Monday, 13 September 2010
Pope visit: This visit can help Muslims find a place in a hostile continent
By Mona Siddiqui
Published: 7:00AM BST 11 Sep 2010
www.telegraph.co.uk (All Rights Reserved, Copyright)
Building bridges: Must the Pope have "dialogue" with Muslims, either culturally or theologically, for his visit to have relevance for them? What Pope Benedict has said about Islam will keep many watching keenly , writes Mona Siddiqui.
This Thursday I will be at the Palace of Holyroodhouse, where the Queen will receive Pope Benedict, as the first state visit by a Pope to Britain gets under way. It’s a privilege to be invited because, however one views Pope Benedict or the Vatican and, whatever resentments one feels towards the Catholic church in the light of recent sexual abuse revelations, this is a symbolic and historic occasion; it demands attention.
Benedict is only the second pope to come to Britain since Henry VIII broke with Rome, and his visit falls within the 450th anniversary of the Reformation in Scotland and the country’s schism with Rome. In fact, he arrives on the feast day of St Ninian, which will remind Scotland of its Catholic roots. There is enough intra-Christian symbolism around this event to keep onlookers and worshippers intrigued or even suspicious – but what of the non-Christians? How significant is the papal visit for people of other faiths?
On one level, it is not significant at all; this is just another state visit by a leader who just happens to be both the head of a state and the head of a faith. But religious leaders always have the potential to do great harm as well as great good. As a Muslim who has been involved in Christian-Muslim interreligious work for some years, I know that what the Catholic Church, and Pope Benedict in particular, have said and done with respect to the Islamic faith will keep many in the inter-religious world watching keenly.

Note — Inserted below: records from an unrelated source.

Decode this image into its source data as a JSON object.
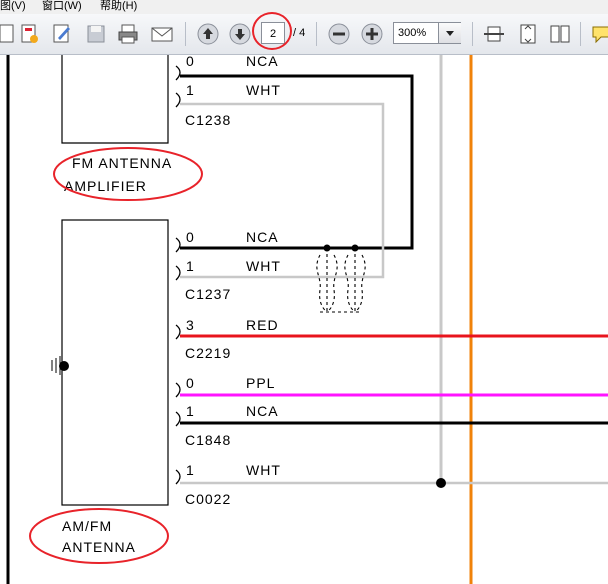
{
  "menu": {
    "view": "图(V)",
    "window": "窗口(W)",
    "help": "帮助(H)"
  },
  "toolbar": {
    "page_current": "2",
    "page_total": "/ 4",
    "zoom": "300%"
  },
  "diagram": {
    "amp_label": [
      "FM ANTENNA",
      "AMPLIFIER"
    ],
    "antenna_label": [
      "AM/FM",
      "ANTENNA"
    ],
    "connectors": {
      "c1238": {
        "name": "C1238",
        "pins": [
          {
            "pin": "0",
            "wire": "NCA"
          },
          {
            "pin": "1",
            "wire": "WHT"
          }
        ]
      },
      "c1237": {
        "name": "C1237",
        "pins": [
          {
            "pin": "0",
            "wire": "NCA"
          },
          {
            "pin": "1",
            "wire": "WHT"
          }
        ]
      },
      "c2219": {
        "name": "C2219",
        "pins": [
          {
            "pin": "3",
            "wire": "RED"
          }
        ]
      },
      "c1848": {
        "name": "C1848",
        "pins": [
          {
            "pin": "0",
            "wire": "PPL"
          },
          {
            "pin": "1",
            "wire": "NCA"
          }
        ]
      },
      "c0022": {
        "name": "C0022",
        "pins": [
          {
            "pin": "1",
            "wire": "WHT"
          }
        ]
      }
    }
  },
  "colors": {
    "wire_red": "#e8141d",
    "wire_ppl": "#ff14ff",
    "wire_nca": "#000000",
    "wire_wht": "#c8c8c8",
    "orange": "#f0820a",
    "annotation": "#e8232a"
  }
}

Benedict presented himself to much of the Islamic world through his 2006 university address in Regensburg in which he quoted a 14th-century Byzantine emperor who had strongly criticised Islam and its propensity for violence. Tragically, many Muslims around the world did react violently, demanding an apology and fuelling the growing frustration within Western society that Muslims tolerate free speech only as long as it doesn’t offend them.
Benedict did, subsequently, apologise for causing offence and he has since been to Turkey where, in the Blue Mosque in Istanbul, he turned towards Mecca in a gesture of prayer. This trip was hailed as a success. He also addressed Muslims and Christians in the King Hussein Mosque in Amman in 2009, urging Muslims and Christians to work together for the common good. During his visit to Britain he is expected to address faith leaders.
Does any of this really matter, especially when, behind the scenes, one sees that the pontifical council for dialogue with Jews and Muslims is weaker than it has been for a long time? Must the Pope have “dialogue” with Muslims, either culturally or theologically, for his visit to have relevance for them? Dialogue has to be more than symbolic to be transformative. It has to be more than playing politics, it has to be persuasive and passionate and resonate in peoples’ lives.
There are so many negative assumptions about the place of religion in society that meaningful debates about it are almost non-existent. The widely accepted and extolled narrative is that democracies must be secular to flourish and that liberal states do not need religion to give them real moral purpose. However we understand secularism and its relationship to democracy, it is foolish to think that religion does not matter and that people of faith need simply to tame their religious passions.
This will not just be manifest by the hundreds of thousands of faithful Catholics who turn up to see the Pope, but also by the many who will be glued to their televisions. They will want to hear what he has to say about the place of God and conscience in society but, more significantly, about Europe’s Christian past and the question mark over its Christian future. Muslims have a huge stake in this conversation as Islam is the one faith that has been perceived as a threat to social and political cohesion.
The potent images of an illiberal sharia imposing fanaticism equated with effigy-burning has made many Europeans suspicious or contemptuous of Islam. If Islam has nothing to offer Europe, where do Muslims see themselves and their values in a continent where their faith seems at best incomprehensible, at worst evil? Most Muslims would deny that they recognise themselves in such an image, but the debate is real and the solution is not to be reactionary but visionary – Europe belongs to us all; its future depends on us all.
Mona Siddiqui is Professor of Islamic Studies at the University of Glasgow